When hiring new employees, employers should first consider whether the new hire was a “senior executive” subject to an enforceable noncompete. If so, then the new employer may be subject to a lawsuit during the duration of the restriction period, which is often two years.

Since “senior executives” hired after the effective date will benefit from the final rule, employers should consider changing their onboarding material.

Moreover, employers should consider hiring all other “workers” after the effective date or otherwise verify that the individual is not subject to a noncompete agreement.
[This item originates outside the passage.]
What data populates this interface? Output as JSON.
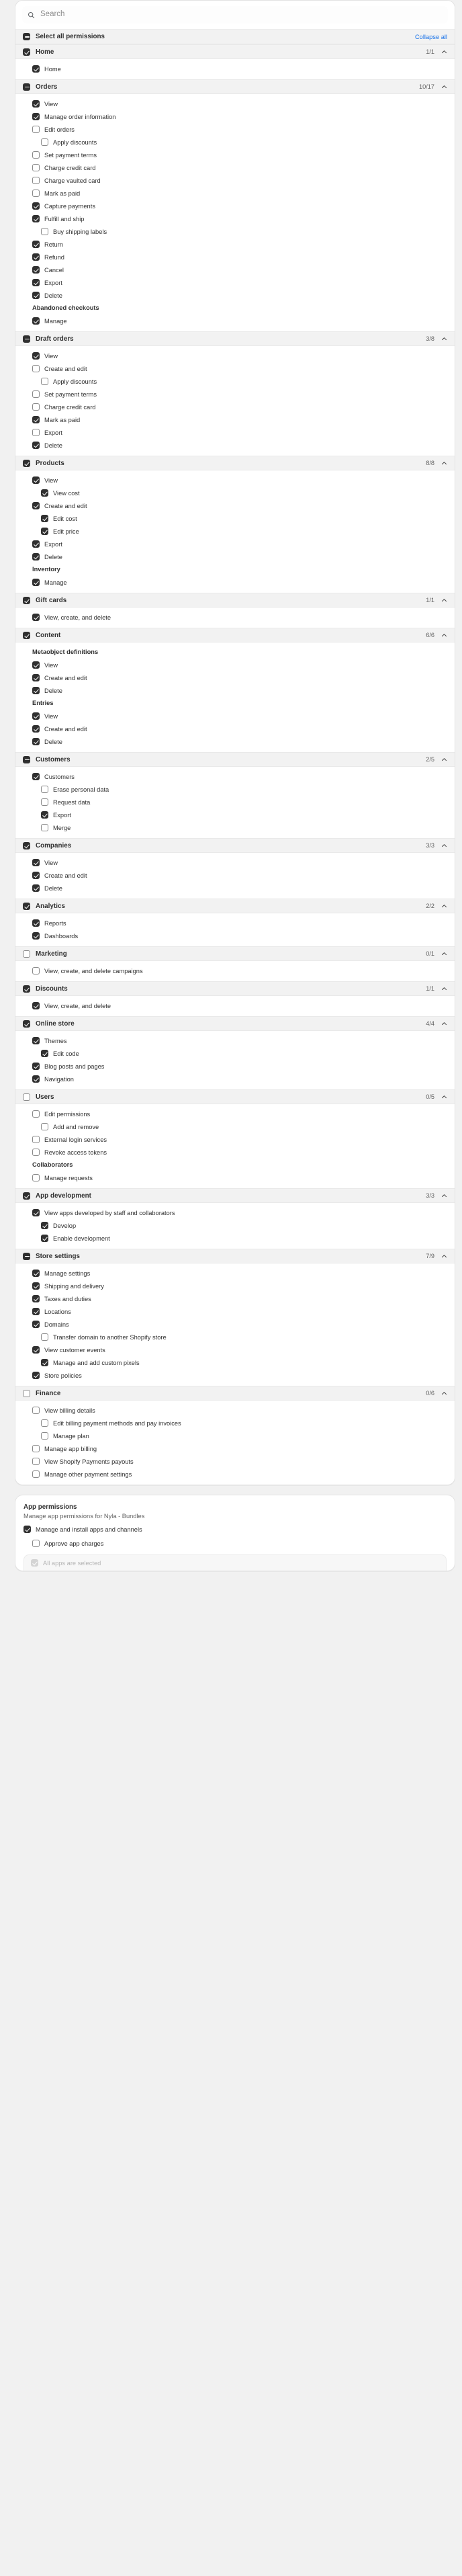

Although such workers will immediately benefit from the final rule, if the worker is in violation of an existing noncompete before the effective date, the final rule permits a lawsuit seeking its enforcement so long as the violation occurred before the effective date.


An employer considering the promotion of an employee to a “senior executive” role should consider effectuating the promotion and executing any noncompete clauses prior to the effective date. The final rule seeks to ban such agreements with “senior executives” after the effective date.

Challenges to the Final Rule

Ultimately, employers should reconsider rash decisions. For instance, employers should wait to provide the mandatory notice to employees until closer to the effective date. The final rule is already the subject of two lawsuits filed in Texas federal courts challenging the authority of the FTC to issue rules that define unlawful methods of competition. Undoubtedly, many other lawsuits will be filed in other district courts, appealed to different circuit courts, and this issue will ultimately be before the U.S. Supreme Court. There are already two cases before the Supreme Court that concern the scope of federal agency power and whether courts can defer to the agency’s interpretation of the laws they administer. It is highly likely that an injunction will be issued at some point before the effective date, and implementation of the final rule will not have an immediate effect on employers or employees. The entire legal process will likely carry on well beyond the effective date. In addition, the outcome of the 2024 presidential election could result in a change in control, and ultimately a change in direction by the FTC.

Florida Law

Notwithstanding the final rule, Floridians have an inalienable right to work. Restraints that are designed to prevent competition per se are not enforceable in Florida. An employer seeking to enforce a noncompete that remains unaffected by the final rule will still need to convince a judge or arbitrator that the employer is truly protecting a business asset that, if misappropriated, would give its new owner an unfair competitive advantage over its former owner.

Closing Thoughts

The final rule will not ban the protection of confidential and trade secret information, nor will it ban non-solicitation agreements. The FTC itself cited that employers can still protect valuable business assets through a means less restrictive than a noncompete agreement. However, the FTC intentionally made the final rule broad enough to proscribe any agreement that “functions to prevent a worker” from accepting work after employment. Employers should have carefully drafted employment agreements and company policies that are not designed to simply prohibit post-termination work for a competitor, but rather to protect the misappropriation of valuable business assets.

Moreover, whether the final rule survives legal challenges or not, employers should still identify their confidential and trade secret information and ensure the company reasonably protects this information. Employers should also take steps to ensure departing employees have not retained such information for the benefit of the new employer. Such efforts will still provide value to the employer, regardless of the existence of the final rule.

Jones Foster shareholder Michael J. Gore concentrates his practice in the areas of employment, construction, and securities law and represents clients in complex litigation matters.

Reprinted with permission from the Daily Business Review. © 2024 ALM Media Properties, LLC.